Surface - Earnest, hatchet-faced, crunchy-granola marine biologist whom no one believes? Check. Stars-&-bars-flogging, lost-cause goober whose brother was (possibly) eaten by the mysterious creatures in question, and who sidekicks with the aforementioned scientist? Check. Adorable teenage scamps who, in a subplot lifted whole from Sigmund and the Sea Monsters, adopt a baby creature, with all sorts of chuckle-worthy hijinks ensuing? Check. Remote control? Check.
The groovy special effects are not enough to save this dismal barrel of week-old chum.
Invasion - Water may feel different, but this fucking show doesn't. A wannabe The O.C. on the bayou with all the deeply unappealing principals laboring mostly ignorant under a viral threat that I'm pretty sure will either kill them or turn them into pod people. Here's cheering for the former.
Night Stalker - "If you want a job done right, you just have to foul it up yourself." Propers to whoever cast Gabrielle Union, an actress unique in her talent for looking always as though she's on the verge of kicking everyone's ass. Otherwise, this one vies for the title of Most Unnecessary and Ill-Informed Remake Ever. Darren McGavin, why hast thou forsaken us?

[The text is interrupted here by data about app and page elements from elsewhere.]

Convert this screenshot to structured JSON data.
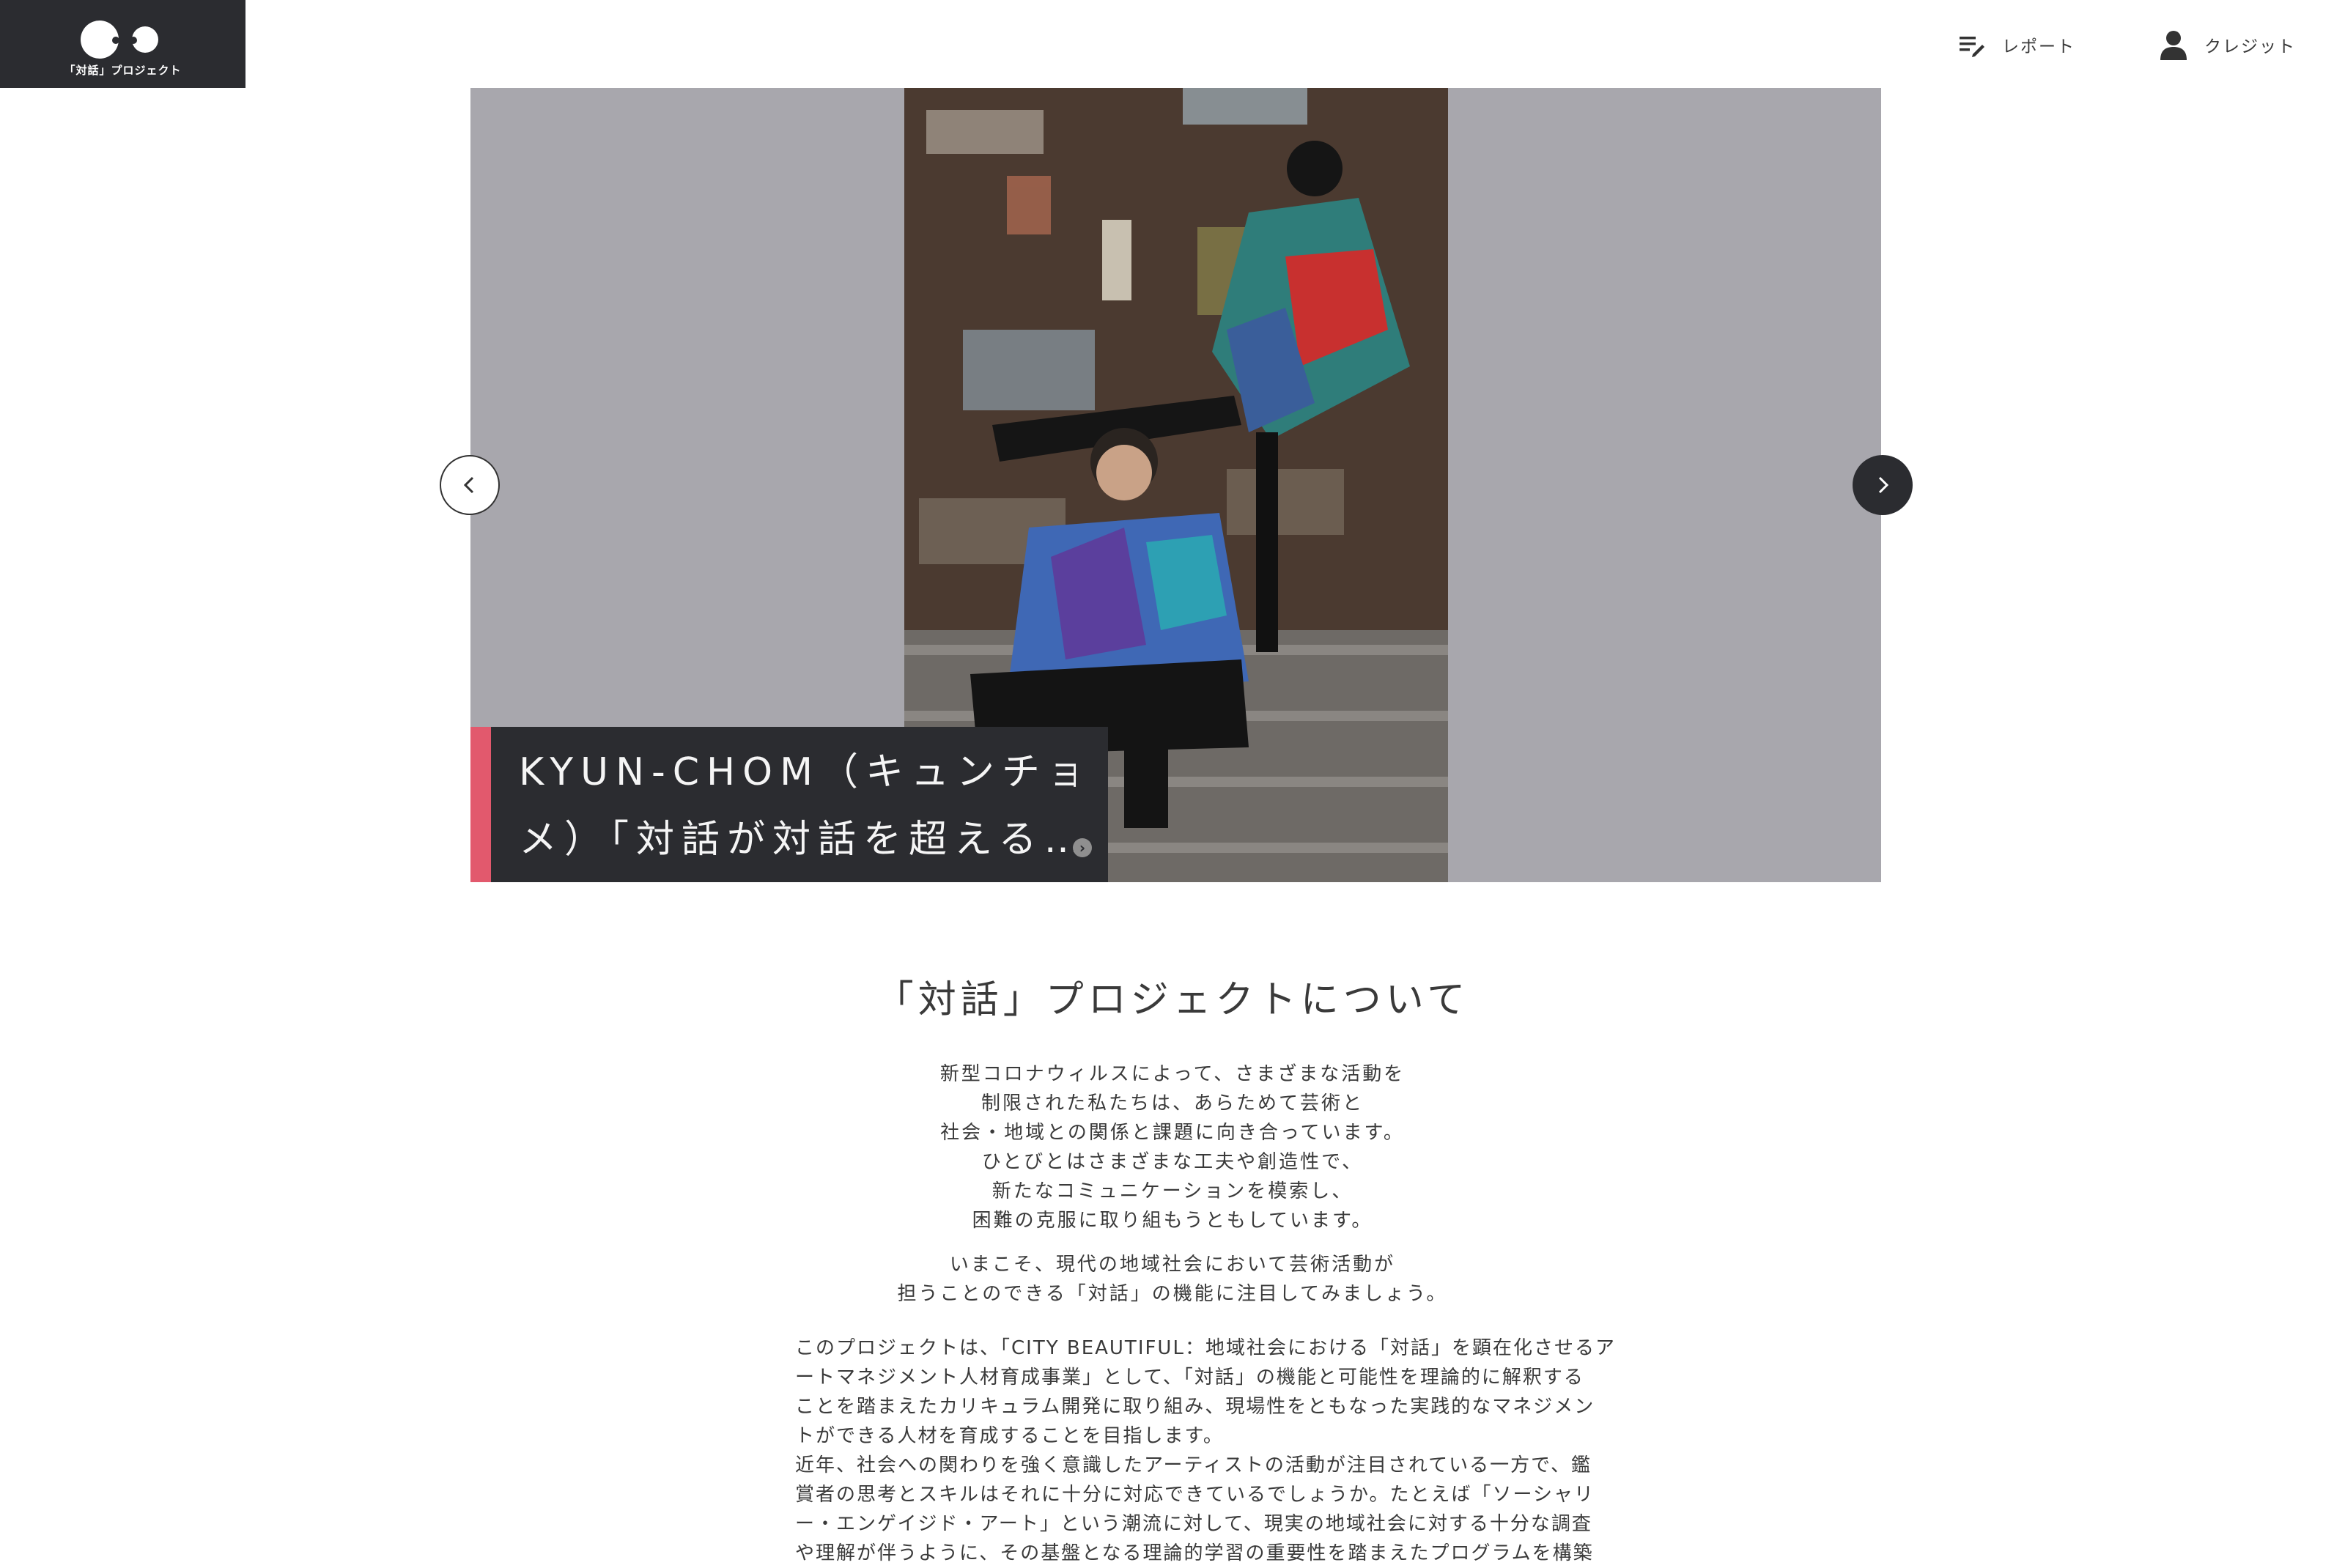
{
  "header": {
    "logo_text": "「対話」プロジェクト",
    "nav": [
      {
        "label": "レポート",
        "icon": "report-icon"
      },
      {
        "label": "クレジット",
        "icon": "user-icon"
      }
    ]
  },
  "hero": {
    "caption_lines": [
      "KYUN-CHOM（キュンチョ",
      "メ）「対話が対話を超える…"
    ],
    "more_icon": "chevron-right-small-icon",
    "prev_icon": "chevron-left-icon",
    "next_icon": "chevron-right-icon",
    "accent_color": "#e2596d",
    "background_color": "#a8a7ad"
  },
  "about": {
    "title": "「対話」プロジェクトについて",
    "intro_lines": [
      "新型コロナウィルスによって、さまざまな活動を",
      "制限された私たちは、あらためて芸術と",
      "社会・地域との関係と課題に向き合っています。",
      "ひとびとはさまざまな工夫や創造性で、",
      "新たなコミュニケーションを模索し、",
      "困難の克服に取り組もうともしています。"
    ],
    "emphasis_lines": [
      "いまこそ、現代の地域社会において芸術活動が",
      "担うことのできる「対話」の機能に注目してみましょう。"
    ],
    "body_lines": [
      "このプロジェクトは、「CITY BEAUTIFUL：地域社会における「対話」を顕在化させるア",
      "ートマネジメント人材育成事業」として、「対話」の機能と可能性を理論的に解釈する",
      "ことを踏まえたカリキュラム開発に取り組み、現場性をともなった実践的なマネジメン",
      "トができる人材を育成することを目指します。",
      "近年、社会への関わりを強く意識したアーティストの活動が注目されている一方で、鑑",
      "賞者の思考とスキルはそれに十分に対応できているでしょうか。たとえば「ソーシャリ",
      "ー・エンゲイジド・アート」という潮流に対して、現実の地域社会に対する十分な調査",
      "や理解が伴うように、その基盤となる理論的学習の重要性を踏まえたプログラムを構築"
    ]
  }
}
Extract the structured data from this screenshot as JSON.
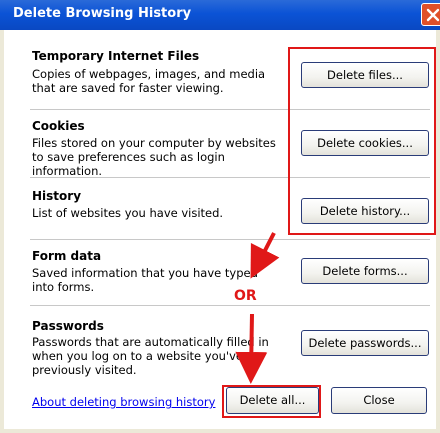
{
  "window": {
    "title": "Delete Browsing History"
  },
  "sections": [
    {
      "title": "Temporary Internet Files",
      "description": "Copies of webpages, images, and media that are saved for faster viewing.",
      "button": "Delete files..."
    },
    {
      "title": "Cookies",
      "description": "Files stored on your computer by websites to save preferences such as login information.",
      "button": "Delete cookies..."
    },
    {
      "title": "History",
      "description": "List of websites you have visited.",
      "button": "Delete history..."
    },
    {
      "title": "Form data",
      "description": "Saved information that you have typed into forms.",
      "button": "Delete forms..."
    },
    {
      "title": "Passwords",
      "description": "Passwords that are automatically filled in when you log on to a website you've previously visited.",
      "button": "Delete passwords..."
    }
  ],
  "footer": {
    "link": "About deleting browsing history",
    "delete_all": "Delete all...",
    "close": "Close"
  },
  "annotation": {
    "or_label": "OR",
    "color": "#e01818"
  },
  "colors": {
    "titlebar": "#0b53d6",
    "window_frame": "#ece9d8",
    "link": "#0000ee"
  },
  "icons": {
    "close": "close-icon"
  }
}
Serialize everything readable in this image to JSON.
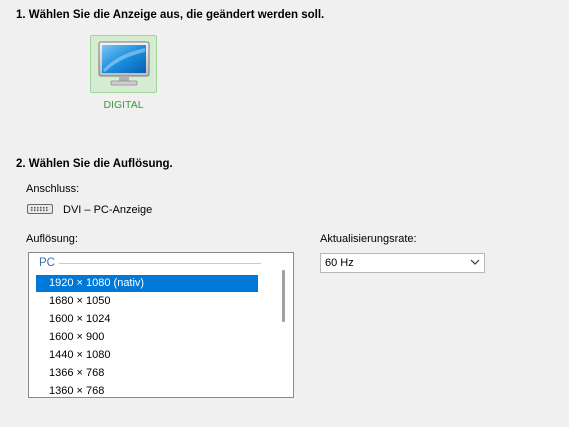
{
  "step1": {
    "heading": "1. Wählen Sie die Anzeige aus, die geändert werden soll.",
    "display": {
      "label": "DIGITAL",
      "icon": "monitor-icon",
      "selected": true
    }
  },
  "step2": {
    "heading": "2. Wählen Sie die Auflösung.",
    "connection": {
      "label": "Anschluss:",
      "icon": "dvi-connector-icon",
      "value": "DVI – PC-Anzeige"
    },
    "resolution": {
      "label": "Auflösung:",
      "group": "PC",
      "items": [
        "1920 × 1080 (nativ)",
        "1680 × 1050",
        "1600 × 1024",
        "1600 × 900",
        "1440 × 1080",
        "1366 × 768",
        "1360 × 768"
      ],
      "selected_index": 0
    },
    "refresh_rate": {
      "label": "Aktualisierungsrate:",
      "selected": "60 Hz",
      "icon": "chevron-down-icon"
    }
  },
  "colors": {
    "accent": "#0078d7",
    "display_tile_bg": "#d6ecd2",
    "display_label": "#3a9a3a",
    "group_header": "#3a6fb4"
  }
}
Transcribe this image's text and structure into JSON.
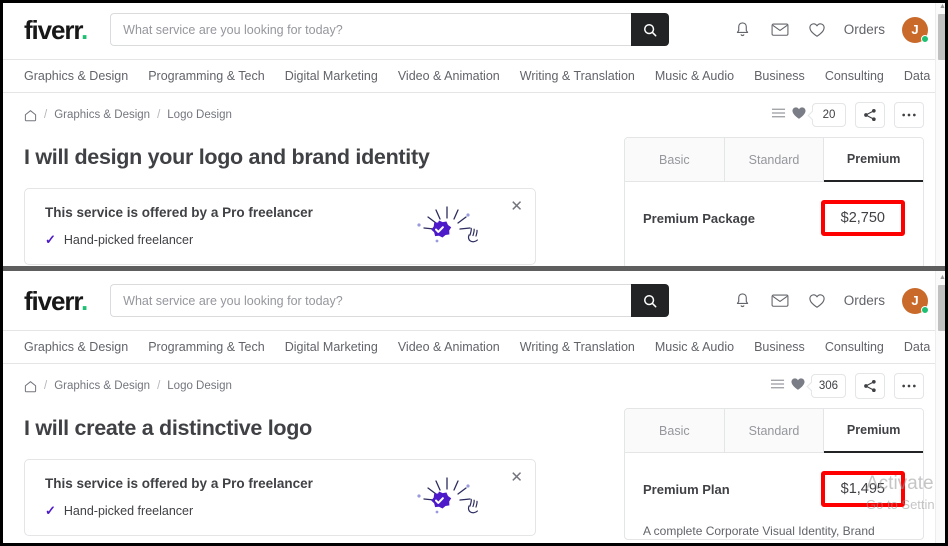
{
  "header": {
    "logo_text": "fiverr",
    "logo_dot": ".",
    "search_placeholder": "What service are you looking for today?",
    "search_value": "",
    "search_icon": "search-icon",
    "notifications_icon": "bell-icon",
    "messages_icon": "envelope-icon",
    "favorites_icon": "heart-outline-icon",
    "orders_label": "Orders",
    "avatar_initial": "J",
    "avatar_color": "#c96a2b",
    "status_dot_color": "#1dbf73"
  },
  "categories": [
    "Graphics & Design",
    "Programming & Tech",
    "Digital Marketing",
    "Video & Animation",
    "Writing & Translation",
    "Music & Audio",
    "Business",
    "Consulting",
    "Data"
  ],
  "category_more": "›",
  "panel_top": {
    "breadcrumb": {
      "home_icon": "home-icon",
      "separator": "/",
      "items": [
        "Graphics & Design",
        "Logo Design"
      ]
    },
    "actions": {
      "list_icon": "list-icon",
      "heart_icon": "heart-filled-icon",
      "favorite_count": "20",
      "share_icon": "share-icon",
      "more_icon": "ellipsis-icon"
    },
    "gig_title": "I will design your logo and brand identity",
    "pro_box": {
      "title": "This service is offered by a Pro freelancer",
      "bullet": "Hand-picked freelancer",
      "check_glyph": "✓",
      "close_glyph": "✕",
      "badge_icon": "pro-verified-badge-icon"
    },
    "pricing": {
      "tabs": [
        "Basic",
        "Standard",
        "Premium"
      ],
      "active_tab": "Premium",
      "package_name": "Premium Package",
      "price": "$2,750",
      "highlight_color": "#ff0000",
      "description": ""
    }
  },
  "panel_bottom": {
    "breadcrumb": {
      "home_icon": "home-icon",
      "separator": "/",
      "items": [
        "Graphics & Design",
        "Logo Design"
      ]
    },
    "actions": {
      "list_icon": "list-icon",
      "heart_icon": "heart-filled-icon",
      "favorite_count": "306",
      "share_icon": "share-icon",
      "more_icon": "ellipsis-icon"
    },
    "gig_title": "I will create a distinctive logo",
    "pro_box": {
      "title": "This service is offered by a Pro freelancer",
      "bullet": "Hand-picked freelancer",
      "check_glyph": "✓",
      "close_glyph": "✕",
      "badge_icon": "pro-verified-badge-icon"
    },
    "pricing": {
      "tabs": [
        "Basic",
        "Standard",
        "Premium"
      ],
      "active_tab": "Premium",
      "package_name": "Premium Plan",
      "price": "$1,495",
      "highlight_color": "#ff0000",
      "description": "A complete Corporate Visual Identity, Brand"
    }
  },
  "watermark": {
    "line1": "Activate",
    "line2": "Go to Settin"
  }
}
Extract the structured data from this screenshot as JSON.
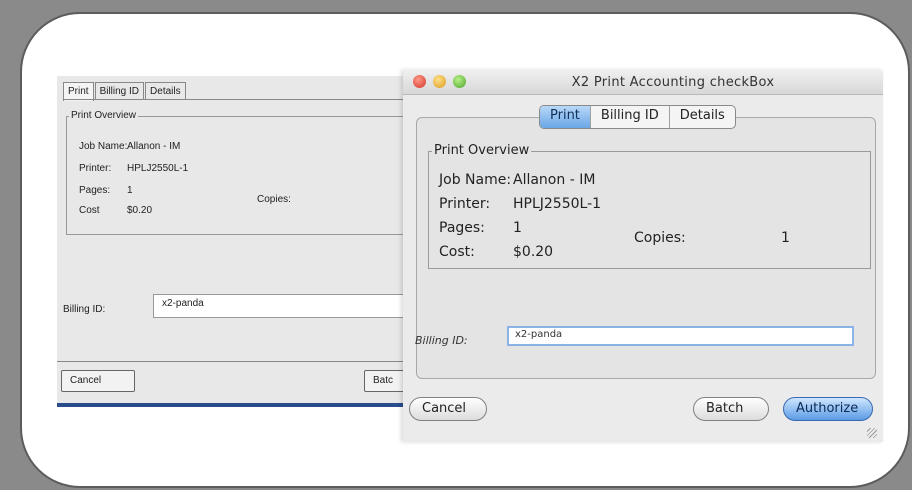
{
  "left_window": {
    "tabs": [
      "Print",
      "Billing ID",
      "Details"
    ],
    "group_title": "Print Overview",
    "job_name_label": "Job Name:",
    "job_name_value": "Allanon - IM",
    "printer_label": "Printer:",
    "printer_value": "HPLJ2550L-1",
    "pages_label": "Pages:",
    "pages_value": "1",
    "copies_label": "Copies:",
    "cost_label": "Cost",
    "cost_value": "$0.20",
    "billing_label": "Billing ID:",
    "billing_value": "x2-panda",
    "cancel_label": "Cancel",
    "batch_label": "Batc"
  },
  "right_window": {
    "title": "X2 Print Accounting checkBox",
    "tabs": [
      "Print",
      "Billing ID",
      "Details"
    ],
    "active_tab": "Print",
    "group_title": "Print Overview",
    "job_name_label": "Job Name:",
    "job_name_value": "Allanon - IM",
    "printer_label": "Printer:",
    "printer_value": "HPLJ2550L-1",
    "pages_label": "Pages:",
    "pages_value": "1",
    "copies_label": "Copies:",
    "copies_value": "1",
    "cost_label": "Cost:",
    "cost_value": "$0.20",
    "billing_label": "Billing ID:",
    "billing_value": "x2-panda",
    "cancel_label": "Cancel",
    "batch_label": "Batch",
    "authorize_label": "Authorize"
  },
  "colors": {
    "accent_blue": "#5b9be4",
    "windows_bar": "#2a4c8c"
  }
}
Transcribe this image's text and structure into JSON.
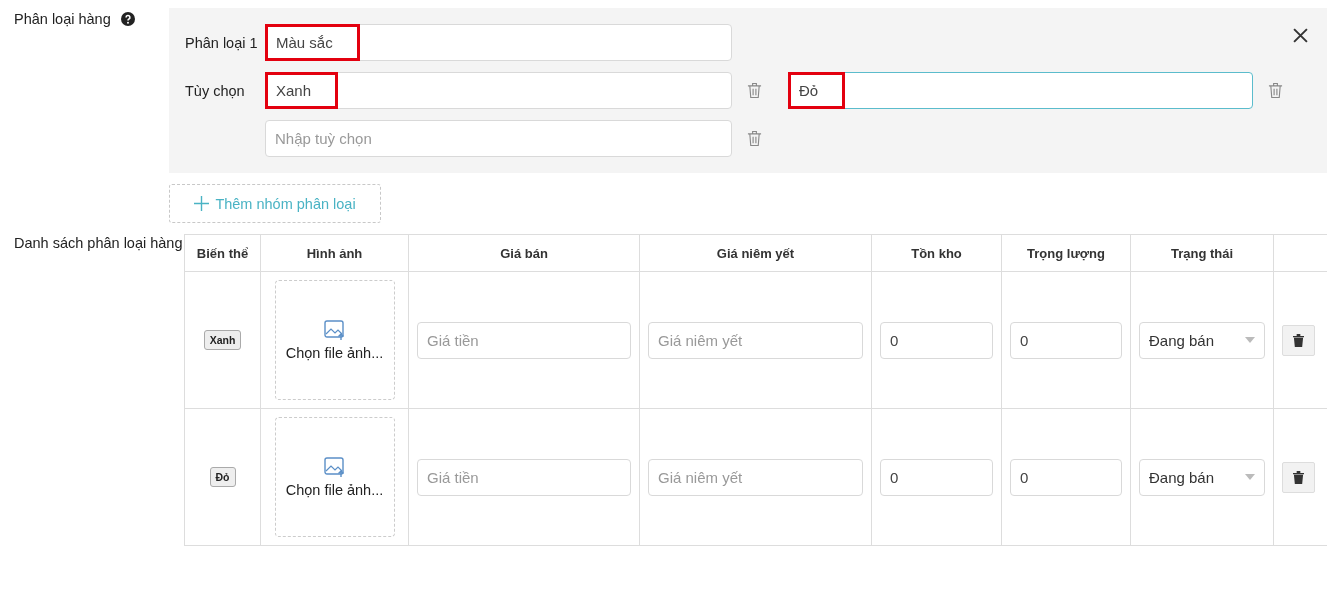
{
  "variation": {
    "label": "Phân loại hàng",
    "group": {
      "label": "Phân loại 1",
      "name": {
        "value": "Màu sắc",
        "highlighted": true
      },
      "options_label": "Tùy chọn",
      "options": [
        {
          "value": "Xanh",
          "highlighted": true,
          "focused": false
        },
        {
          "value": "Đỏ",
          "highlighted": true,
          "focused": true
        }
      ],
      "new_option": {
        "placeholder": "Nhập tuỳ chọn"
      }
    },
    "add_group": {
      "label": "Thêm nhóm phân loại"
    }
  },
  "variant_list": {
    "label": "Danh sách phân loại hàng",
    "columns": [
      "Biến thể",
      "Hình ảnh",
      "Giá bán",
      "Giá niêm yết",
      "Tồn kho",
      "Trọng lượng",
      "Trạng thái"
    ],
    "rows": [
      {
        "variant": "Xanh",
        "image": "Chọn file ảnh...",
        "price": {
          "placeholder": "Giá tiền"
        },
        "list_price": {
          "placeholder": "Giá niêm yết"
        },
        "stock": "0",
        "weight": "0",
        "status": "Đang bán"
      },
      {
        "variant": "Đỏ",
        "image": "Chọn file ảnh...",
        "price": {
          "placeholder": "Giá tiền"
        },
        "list_price": {
          "placeholder": "Giá niêm yết"
        },
        "stock": "0",
        "weight": "0",
        "status": "Đang bán"
      }
    ]
  }
}
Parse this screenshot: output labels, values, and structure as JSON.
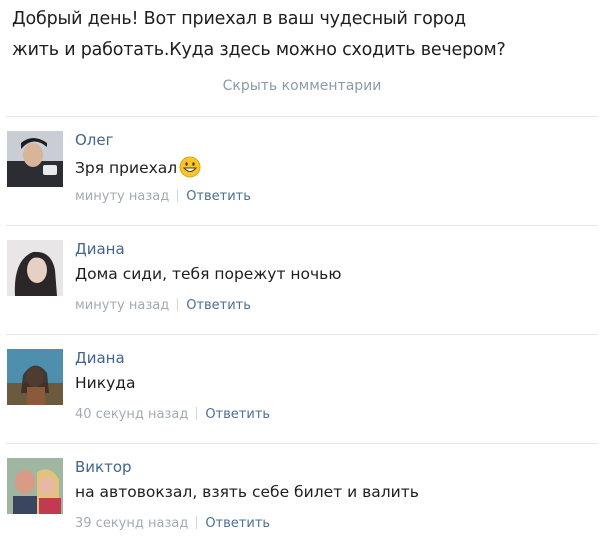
{
  "post": {
    "line1": "Добрый день! Вот приехал в ваш чудесный город",
    "line2": "жить и работать.Куда здесь можно сходить вечером?"
  },
  "hide_comments_label": "Скрыть комментарии",
  "reply_label": "Ответить",
  "comments": [
    {
      "author": "Олег",
      "text": "Зря приехал",
      "time": "минуту назад",
      "emoji": "grinning-face-icon"
    },
    {
      "author": "Диана",
      "text": "Дома сиди, тебя порежут ночью",
      "time": "минуту назад"
    },
    {
      "author": "Диана",
      "text": "Никуда",
      "time": "40 секунд назад"
    },
    {
      "author": "Виктор",
      "text": "на автовокзал, взять себе билет и валить",
      "time": "39 секунд назад"
    }
  ],
  "colors": {
    "link": "#43658d",
    "muted": "#a2abb5",
    "separator": "#e4e8ec"
  }
}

Threshold - Details, details. This is the infuriating one, because it clearly had potential when the idea was first pitched -- because I can see myriad tiny flaws which, had they been fixed, could have salvaged this (admittedly spooky) mess. Let's start with the casting: the totally competent Carla Gugino (best known for playing a sexy naked lesbian parole officer in Russ Meyer's* Sin City, bless her little heart) is fine in the role of Dr. Molly Caffrey, brain-trust behind the Threshold protocols, but wouldn't it have been great had the part instead gone to Carrie Ann Moss? And nothing would have been lost (yet oh so much gained) by replacing the generic, squintyeyedtightvoicedlanternjawedwhiteguy muscle with, say, the crookedly grinning hotness of Russell Wong. The powers that be could furthermore have completely dumped the nebbishy nerd character, who feels like a watery, warmed-over version of David Krumholtz's from Numb3rs; give us a breezy, smart-ass Latina wunderkind scientist, or a saucy gay-boy prodigy with a wicked right hook -- I'm easily entertained, but for the love of God, people, make an effort. Otherwise, I'm content; it's nice to see Brent Spiner working again. And I totally heart Peter Dinklage, but would it have killed the director to put him with a good coach and speech pathologist so he'd at least sound convincing when he speaks snippets of Cantonese to the extras? Anyway, Threshold, unlike the other shows listed, is home to characters you actually don't want to see die, primarily because they've started out with a mission of saving our world despite its obvious crapulence; Dr. Caffrey's admission in one episode, clunky writing notwithstanding, that a world in which redemption is impossible is not worth saving is one I found surprisingly touching. Such psychological rawness is rare among most modern TV characters, who are too interested in honing their assholism for the sake of seeming cool (see above).
In summation, a finer and more imaginative hand with the dialogue, a little more money thrown at production values (especially in regards to special effects and camera work), more effort in casting -- hell, even a slightly more sophisticated title sequence -- could have made Threshold the X-files of the 21st Century (or, in point of fact, better even than that). Certainly, it could have rivaled anything on HBO or Showtime. Too bad it got off to such a groaning start.
Then again, I'm probably just wasting my time. TV sucks.